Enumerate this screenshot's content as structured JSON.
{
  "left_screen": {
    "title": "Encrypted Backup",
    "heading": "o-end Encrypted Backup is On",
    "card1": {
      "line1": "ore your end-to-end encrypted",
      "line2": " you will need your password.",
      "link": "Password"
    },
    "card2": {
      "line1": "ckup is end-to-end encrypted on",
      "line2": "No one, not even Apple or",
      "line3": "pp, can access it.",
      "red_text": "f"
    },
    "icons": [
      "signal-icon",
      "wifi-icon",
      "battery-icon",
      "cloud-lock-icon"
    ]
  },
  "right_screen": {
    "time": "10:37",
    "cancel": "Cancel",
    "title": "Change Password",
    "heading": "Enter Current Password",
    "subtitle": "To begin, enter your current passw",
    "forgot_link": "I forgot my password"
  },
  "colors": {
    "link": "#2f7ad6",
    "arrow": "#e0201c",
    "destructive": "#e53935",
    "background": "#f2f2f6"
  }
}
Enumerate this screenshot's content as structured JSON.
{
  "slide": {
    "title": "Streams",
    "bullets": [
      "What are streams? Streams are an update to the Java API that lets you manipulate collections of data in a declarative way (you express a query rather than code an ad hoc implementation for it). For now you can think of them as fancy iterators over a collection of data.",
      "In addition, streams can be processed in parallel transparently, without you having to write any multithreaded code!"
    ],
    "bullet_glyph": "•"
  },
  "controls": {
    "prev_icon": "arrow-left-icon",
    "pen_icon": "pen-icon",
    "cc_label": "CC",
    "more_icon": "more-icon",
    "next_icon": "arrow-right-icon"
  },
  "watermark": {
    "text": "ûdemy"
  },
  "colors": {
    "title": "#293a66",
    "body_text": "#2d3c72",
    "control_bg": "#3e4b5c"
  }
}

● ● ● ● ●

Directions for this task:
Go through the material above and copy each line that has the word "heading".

Solution to the exercise:
    "heading": "o-end Encrypted Backup is On",
    "heading": "Enter Current Password",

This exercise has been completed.